by Roy White

You can die in January if you want,
and lots of people do, but this far north,
nobody gets into the ground till spring.
Harold waited last year as Hannah waits now,
as our ancestors waited back in Norway.

Memorial at 11:00AM.  Remains
to be interred at a later date.

I start to tell about the winter it hit
forty below and they closed the school, so
my friends and I walked a mile to the hill
and spent the whole day sledding.
But the end of every sentence scurries away
into the corners of my mind.  I track it down,
step on its tail and pick it up, but too late,
the talk has moved on.

My daughter still has the tiny dresses Hannah
made for her Barbie, slender sheath, elegant jacket,
top doll fashion of 1965.

Pastor Carla says how hard it must have been,
losing her husband, says it several times,
but nothing about how hard it was
finding him in the garage, car still running,
after the bad planting of ’74.
They sing “What a friend we have in Jesus.”
“Christ Almighty what a pal!” I think,
but do not sing.

The church ladies have honored their old friend
with no mere ham-buns, but both kinds of hotdish,
hamburger and tuna, and bars for dessert.
My cell phone rings, and by the time I’ve figured
which way is right side up, the call is gone.
I get so goddam mad, sometimes.

As we head off to our own later dates
past huddled cows and stubble fields, grain bins
with conical Tin Man tops, the snow skirls
dry and meager across the frozen road.

“The Mourner’s Song” originally appeared in Tinderbox Poetry Journal.

omega man

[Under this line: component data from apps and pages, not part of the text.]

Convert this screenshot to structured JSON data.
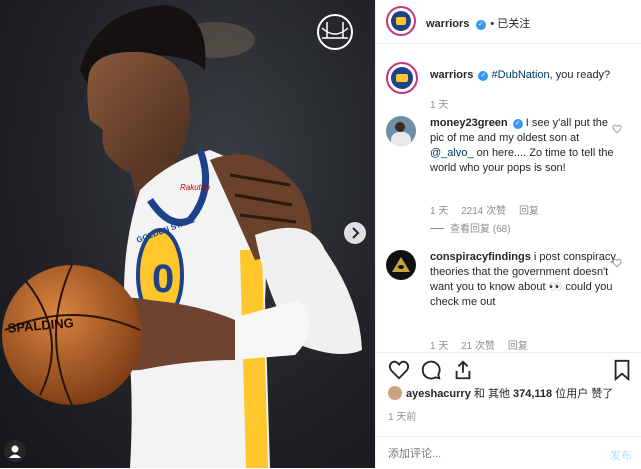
{
  "header": {
    "username": "warriors",
    "follow_status": "• 已关注"
  },
  "caption": {
    "username": "warriors",
    "hashtag": "#DubNation",
    "text": ", you ready?",
    "time": "1 天"
  },
  "comments": [
    {
      "username": "money23green",
      "mention": "@_alvo_",
      "text_before": "I see y'all put the pic of me and my oldest son at ",
      "text_after": " on here.... Zo time to tell the world who your pops is son!",
      "time": "1 天",
      "likes": "2214 次赞",
      "reply": "回复",
      "view_replies": "查看回复 (68)"
    },
    {
      "username": "conspiracyfindings",
      "text": "i post conspiracy theories that the government doesn't want you to know about 👀 could you check me out",
      "time": "1 天",
      "likes": "21 次赞",
      "reply": "回复"
    }
  ],
  "likes": {
    "user": "ayeshacurry",
    "connector": "和 其他",
    "count": "374,118",
    "suffix": "位用户 赞了"
  },
  "post_time": "1 天前",
  "add_comment": {
    "placeholder": "添加评论...",
    "publish": "发布"
  },
  "jersey_number": "0",
  "jersey_text": "GOLDEN STATE",
  "sponsor": "Rakuten",
  "ball_text": "SPALDING",
  "colors": {
    "accent": "#3897f0",
    "warriors_blue": "#1d428a",
    "warriors_gold": "#ffc72c"
  },
  "icons": [
    "heart-icon",
    "comment-icon",
    "share-icon",
    "bookmark-icon",
    "chevron-right-icon",
    "bridge-logo-icon"
  ]
}
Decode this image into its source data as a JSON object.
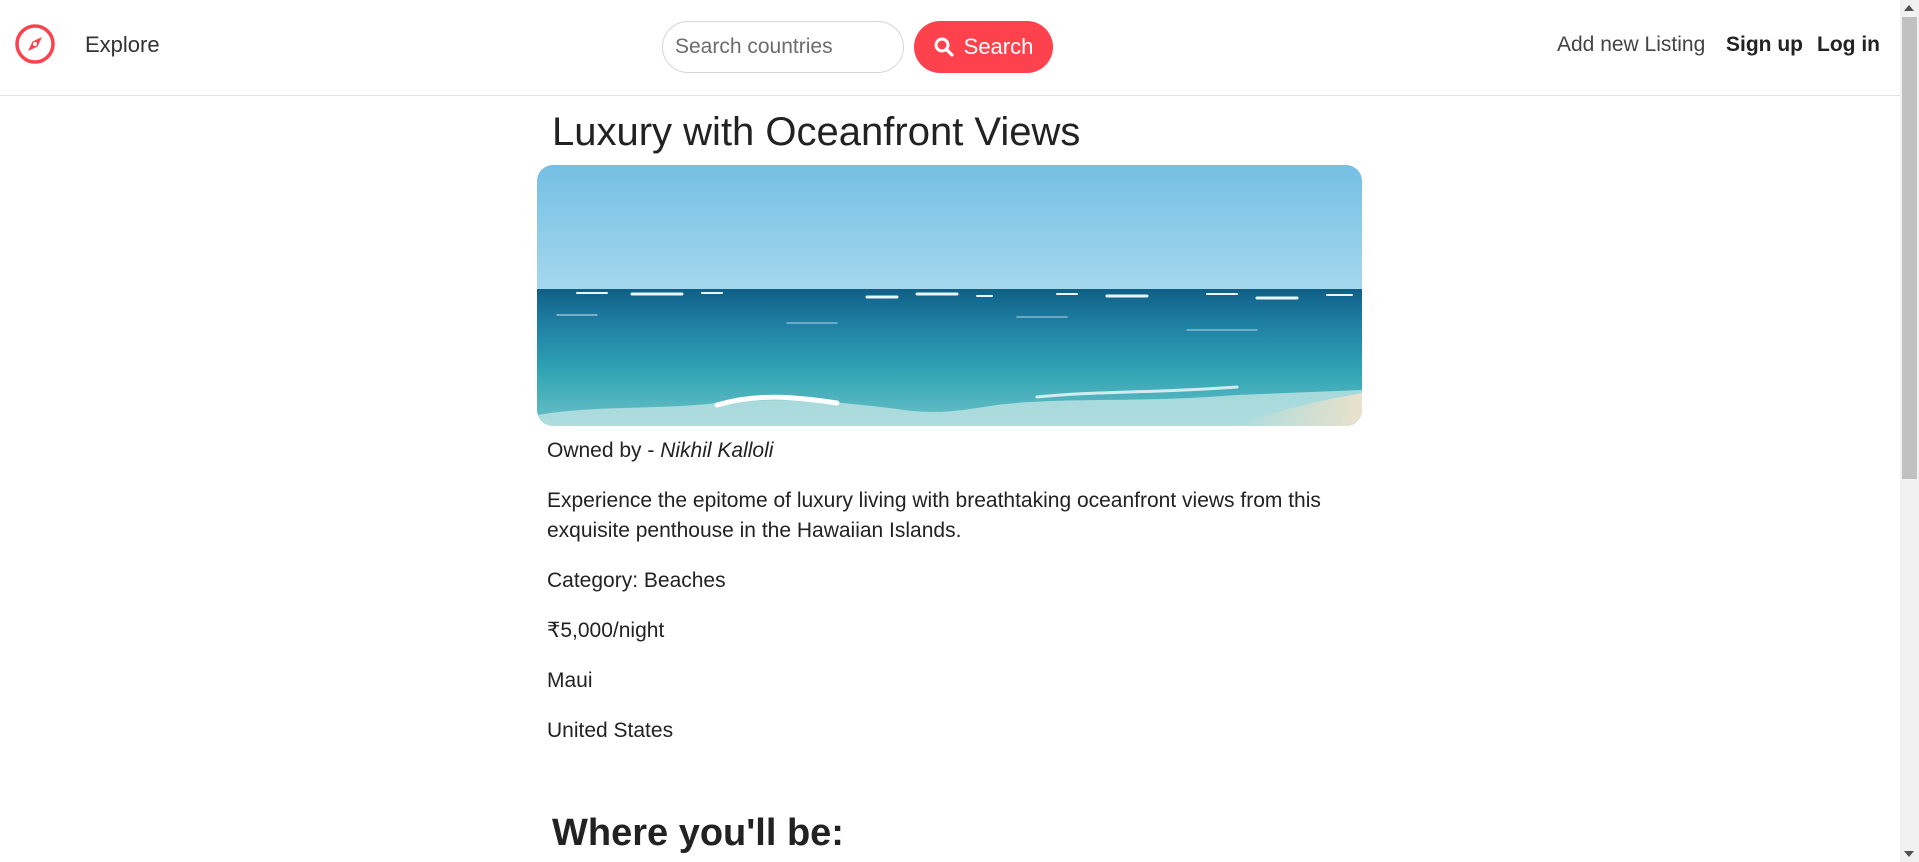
{
  "nav": {
    "explore_label": "Explore",
    "search_placeholder": "Search countries",
    "search_button_label": "Search",
    "add_listing_label": "Add new Listing",
    "signup_label": "Sign up",
    "login_label": "Log in",
    "brand_color": "#fe424d"
  },
  "listing": {
    "title": "Luxury with Oceanfront Views",
    "owned_by_prefix": "Owned by - ",
    "owner_name": "Nikhil Kalloli",
    "description": "Experience the epitome of luxury living with breathtaking oceanfront views from this exquisite penthouse in the Hawaiian Islands.",
    "category": "Category: Beaches",
    "price": "₹5,000/night",
    "location": "Maui",
    "country": "United States"
  },
  "map_section": {
    "heading": "Where you'll be:"
  }
}
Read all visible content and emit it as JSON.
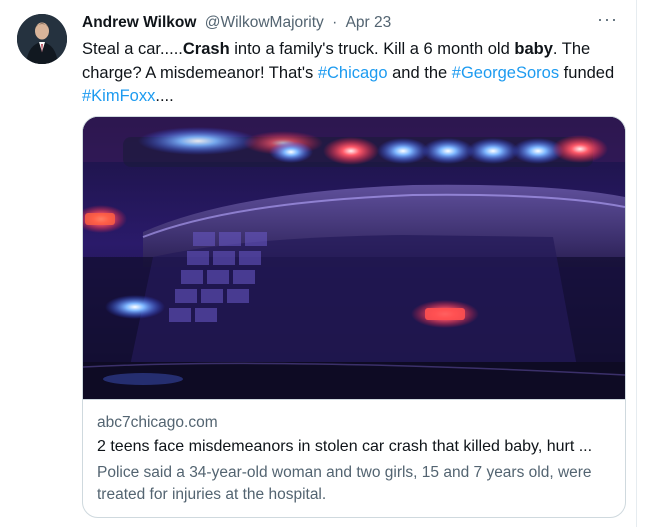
{
  "tweet": {
    "author_name": "Andrew Wilkow",
    "author_handle": "@WilkowMajority",
    "separator": "·",
    "date": "Apr 23",
    "more_label": "···",
    "text": {
      "p1": "Steal a car.....",
      "p2": "Crash",
      "p3": " into a family's truck. Kill a 6 month old ",
      "p4": "baby",
      "p5": ". The charge? A misdemeanor! That's ",
      "tag1": "#Chicago",
      "p6": " and the ",
      "tag2": "#GeorgeSoros",
      "p7": " funded ",
      "tag3": "#KimFoxx",
      "p8": "...."
    }
  },
  "card": {
    "domain": "abc7chicago.com",
    "headline": "2 teens face misdemeanors in stolen car crash that killed baby, hurt ...",
    "description": "Police said a 34-year-old woman and two girls, 15 and 7 years old, were treated for injuries at the hospital."
  },
  "colors": {
    "link": "#1d9bf0",
    "text": "#0f1419",
    "muted": "#536471",
    "border": "#cfd9de"
  }
}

Roy White is a blind person who lives in Saint Paul, Minnesota with a lovely woman and a handsome dog. His work has appeared, or is about to, in BOAAT Journal, Baltimore Review, American Journal of Poetry, Tinderbox, and elsewhere, and he blogs at lippenheimer.wordpress.com.